Segment Start: GIVEN DATA

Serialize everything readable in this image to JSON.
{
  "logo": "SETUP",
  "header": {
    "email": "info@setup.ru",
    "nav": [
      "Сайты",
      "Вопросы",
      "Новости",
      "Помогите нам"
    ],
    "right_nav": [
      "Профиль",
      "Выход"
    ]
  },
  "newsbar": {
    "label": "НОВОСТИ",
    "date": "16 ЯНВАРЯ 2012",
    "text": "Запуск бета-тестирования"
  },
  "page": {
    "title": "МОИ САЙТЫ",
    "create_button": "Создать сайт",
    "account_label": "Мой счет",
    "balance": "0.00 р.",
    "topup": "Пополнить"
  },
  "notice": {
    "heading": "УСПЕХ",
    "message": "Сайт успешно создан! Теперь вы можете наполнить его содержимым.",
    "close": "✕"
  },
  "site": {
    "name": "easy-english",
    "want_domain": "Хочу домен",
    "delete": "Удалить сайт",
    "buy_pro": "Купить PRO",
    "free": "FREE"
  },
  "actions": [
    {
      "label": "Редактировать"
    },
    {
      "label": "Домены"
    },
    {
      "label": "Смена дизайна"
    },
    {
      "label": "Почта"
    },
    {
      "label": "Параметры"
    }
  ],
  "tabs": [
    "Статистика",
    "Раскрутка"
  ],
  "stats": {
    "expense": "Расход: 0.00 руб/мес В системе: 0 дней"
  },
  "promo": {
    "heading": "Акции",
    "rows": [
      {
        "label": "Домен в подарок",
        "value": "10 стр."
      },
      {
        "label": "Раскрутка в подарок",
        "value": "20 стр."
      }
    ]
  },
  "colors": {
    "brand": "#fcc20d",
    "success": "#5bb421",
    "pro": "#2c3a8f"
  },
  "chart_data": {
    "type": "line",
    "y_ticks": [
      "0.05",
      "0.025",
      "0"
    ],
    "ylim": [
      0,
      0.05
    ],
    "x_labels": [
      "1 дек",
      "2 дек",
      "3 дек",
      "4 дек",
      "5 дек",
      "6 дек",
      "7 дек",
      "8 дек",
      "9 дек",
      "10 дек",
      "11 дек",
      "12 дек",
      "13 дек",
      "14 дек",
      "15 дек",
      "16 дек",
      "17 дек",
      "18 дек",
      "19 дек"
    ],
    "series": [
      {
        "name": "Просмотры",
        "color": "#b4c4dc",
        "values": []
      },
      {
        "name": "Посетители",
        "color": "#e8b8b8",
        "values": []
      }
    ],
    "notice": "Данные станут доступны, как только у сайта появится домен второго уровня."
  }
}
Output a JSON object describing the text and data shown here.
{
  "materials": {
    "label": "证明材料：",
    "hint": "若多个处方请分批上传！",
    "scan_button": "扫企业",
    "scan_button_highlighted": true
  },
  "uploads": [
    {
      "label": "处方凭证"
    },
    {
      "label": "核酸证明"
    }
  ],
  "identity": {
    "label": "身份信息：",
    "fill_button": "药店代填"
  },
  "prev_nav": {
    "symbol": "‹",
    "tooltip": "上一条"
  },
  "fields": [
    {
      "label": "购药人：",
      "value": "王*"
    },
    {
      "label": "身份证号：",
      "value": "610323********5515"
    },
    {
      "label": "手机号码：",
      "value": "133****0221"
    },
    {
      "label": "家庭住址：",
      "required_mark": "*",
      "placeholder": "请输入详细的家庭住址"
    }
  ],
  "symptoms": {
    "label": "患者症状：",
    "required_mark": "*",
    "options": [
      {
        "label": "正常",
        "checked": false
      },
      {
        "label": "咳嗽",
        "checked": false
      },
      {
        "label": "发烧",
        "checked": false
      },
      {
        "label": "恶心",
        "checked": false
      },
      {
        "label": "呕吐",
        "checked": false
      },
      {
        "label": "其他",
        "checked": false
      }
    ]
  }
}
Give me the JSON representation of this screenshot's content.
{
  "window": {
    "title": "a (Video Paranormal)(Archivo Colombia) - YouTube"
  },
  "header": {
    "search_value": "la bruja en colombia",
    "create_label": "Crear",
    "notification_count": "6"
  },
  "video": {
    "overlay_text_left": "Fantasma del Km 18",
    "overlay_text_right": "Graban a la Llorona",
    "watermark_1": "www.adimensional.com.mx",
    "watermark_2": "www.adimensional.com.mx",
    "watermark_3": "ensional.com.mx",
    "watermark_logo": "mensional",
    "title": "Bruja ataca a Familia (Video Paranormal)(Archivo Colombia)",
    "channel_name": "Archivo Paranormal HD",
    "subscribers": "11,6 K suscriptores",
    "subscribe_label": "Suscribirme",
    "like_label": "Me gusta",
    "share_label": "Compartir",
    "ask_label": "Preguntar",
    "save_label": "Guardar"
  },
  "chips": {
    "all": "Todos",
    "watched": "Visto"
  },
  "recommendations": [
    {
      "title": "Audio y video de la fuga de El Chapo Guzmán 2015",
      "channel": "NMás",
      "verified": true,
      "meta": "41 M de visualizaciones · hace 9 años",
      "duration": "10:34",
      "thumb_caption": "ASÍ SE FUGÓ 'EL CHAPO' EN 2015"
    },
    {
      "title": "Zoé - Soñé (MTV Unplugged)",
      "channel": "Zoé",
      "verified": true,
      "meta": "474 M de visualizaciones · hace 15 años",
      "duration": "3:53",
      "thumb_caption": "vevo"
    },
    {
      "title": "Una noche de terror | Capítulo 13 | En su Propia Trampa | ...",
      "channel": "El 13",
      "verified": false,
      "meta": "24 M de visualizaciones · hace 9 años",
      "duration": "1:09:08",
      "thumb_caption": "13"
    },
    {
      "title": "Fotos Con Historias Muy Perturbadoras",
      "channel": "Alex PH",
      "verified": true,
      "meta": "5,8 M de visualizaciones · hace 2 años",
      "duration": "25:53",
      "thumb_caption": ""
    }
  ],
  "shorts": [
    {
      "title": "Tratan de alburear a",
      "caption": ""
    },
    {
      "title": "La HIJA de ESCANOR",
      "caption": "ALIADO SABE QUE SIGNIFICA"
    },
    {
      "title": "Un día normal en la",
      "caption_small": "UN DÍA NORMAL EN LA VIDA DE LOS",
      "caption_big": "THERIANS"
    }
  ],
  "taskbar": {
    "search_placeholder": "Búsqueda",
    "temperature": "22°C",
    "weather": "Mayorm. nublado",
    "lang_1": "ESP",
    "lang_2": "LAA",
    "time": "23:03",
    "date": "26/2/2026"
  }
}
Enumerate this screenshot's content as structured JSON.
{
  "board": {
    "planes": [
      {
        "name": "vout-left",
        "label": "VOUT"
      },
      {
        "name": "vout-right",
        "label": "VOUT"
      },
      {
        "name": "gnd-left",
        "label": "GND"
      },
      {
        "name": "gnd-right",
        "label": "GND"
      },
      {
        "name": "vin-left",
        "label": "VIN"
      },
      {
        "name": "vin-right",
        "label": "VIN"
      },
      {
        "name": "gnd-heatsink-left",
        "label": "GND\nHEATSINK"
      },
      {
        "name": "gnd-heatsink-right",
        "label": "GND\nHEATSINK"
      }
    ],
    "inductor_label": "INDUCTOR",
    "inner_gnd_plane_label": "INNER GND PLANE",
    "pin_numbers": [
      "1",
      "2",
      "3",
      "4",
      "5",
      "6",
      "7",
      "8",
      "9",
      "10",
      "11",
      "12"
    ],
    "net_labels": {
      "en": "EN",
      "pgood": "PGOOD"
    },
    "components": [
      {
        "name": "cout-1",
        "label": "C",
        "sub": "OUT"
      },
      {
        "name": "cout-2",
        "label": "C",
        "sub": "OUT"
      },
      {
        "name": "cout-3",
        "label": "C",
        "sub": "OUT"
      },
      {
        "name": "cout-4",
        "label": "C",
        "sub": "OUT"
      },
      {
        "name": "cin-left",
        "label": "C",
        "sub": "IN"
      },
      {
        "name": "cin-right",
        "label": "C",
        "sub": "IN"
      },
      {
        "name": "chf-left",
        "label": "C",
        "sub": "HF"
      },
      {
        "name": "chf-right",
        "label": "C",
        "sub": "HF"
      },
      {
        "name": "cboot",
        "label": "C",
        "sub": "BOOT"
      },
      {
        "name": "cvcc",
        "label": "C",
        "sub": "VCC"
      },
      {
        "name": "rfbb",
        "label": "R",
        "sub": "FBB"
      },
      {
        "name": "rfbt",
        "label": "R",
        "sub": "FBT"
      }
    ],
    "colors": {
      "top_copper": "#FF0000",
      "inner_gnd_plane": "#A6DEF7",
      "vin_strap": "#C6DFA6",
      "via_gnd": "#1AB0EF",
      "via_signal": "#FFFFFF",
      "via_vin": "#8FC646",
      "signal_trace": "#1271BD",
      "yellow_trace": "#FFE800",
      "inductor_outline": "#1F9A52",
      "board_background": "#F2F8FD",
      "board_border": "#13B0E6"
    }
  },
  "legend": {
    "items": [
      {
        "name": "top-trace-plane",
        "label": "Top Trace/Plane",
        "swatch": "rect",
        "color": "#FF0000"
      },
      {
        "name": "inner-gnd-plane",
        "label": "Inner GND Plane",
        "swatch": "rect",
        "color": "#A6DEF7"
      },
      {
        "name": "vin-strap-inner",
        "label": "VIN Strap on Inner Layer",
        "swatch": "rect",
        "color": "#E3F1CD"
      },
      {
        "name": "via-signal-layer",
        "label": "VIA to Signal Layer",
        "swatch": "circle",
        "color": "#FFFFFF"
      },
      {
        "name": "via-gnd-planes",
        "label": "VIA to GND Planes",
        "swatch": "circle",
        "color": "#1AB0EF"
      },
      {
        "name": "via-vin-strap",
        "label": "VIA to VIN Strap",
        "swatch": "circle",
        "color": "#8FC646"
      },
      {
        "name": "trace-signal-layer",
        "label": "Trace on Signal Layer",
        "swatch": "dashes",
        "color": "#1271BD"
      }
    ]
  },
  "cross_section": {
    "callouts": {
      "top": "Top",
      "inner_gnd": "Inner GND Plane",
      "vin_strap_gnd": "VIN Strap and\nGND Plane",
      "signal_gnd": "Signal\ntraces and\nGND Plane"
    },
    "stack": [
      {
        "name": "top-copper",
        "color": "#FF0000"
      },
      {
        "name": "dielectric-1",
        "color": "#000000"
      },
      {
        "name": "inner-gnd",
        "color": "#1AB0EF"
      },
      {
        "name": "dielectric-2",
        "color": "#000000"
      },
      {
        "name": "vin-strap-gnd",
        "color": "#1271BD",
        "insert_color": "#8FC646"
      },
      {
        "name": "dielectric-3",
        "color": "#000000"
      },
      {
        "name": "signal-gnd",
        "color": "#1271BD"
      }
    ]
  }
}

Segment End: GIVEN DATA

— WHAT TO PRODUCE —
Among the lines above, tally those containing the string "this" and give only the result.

— SOLUTION —
3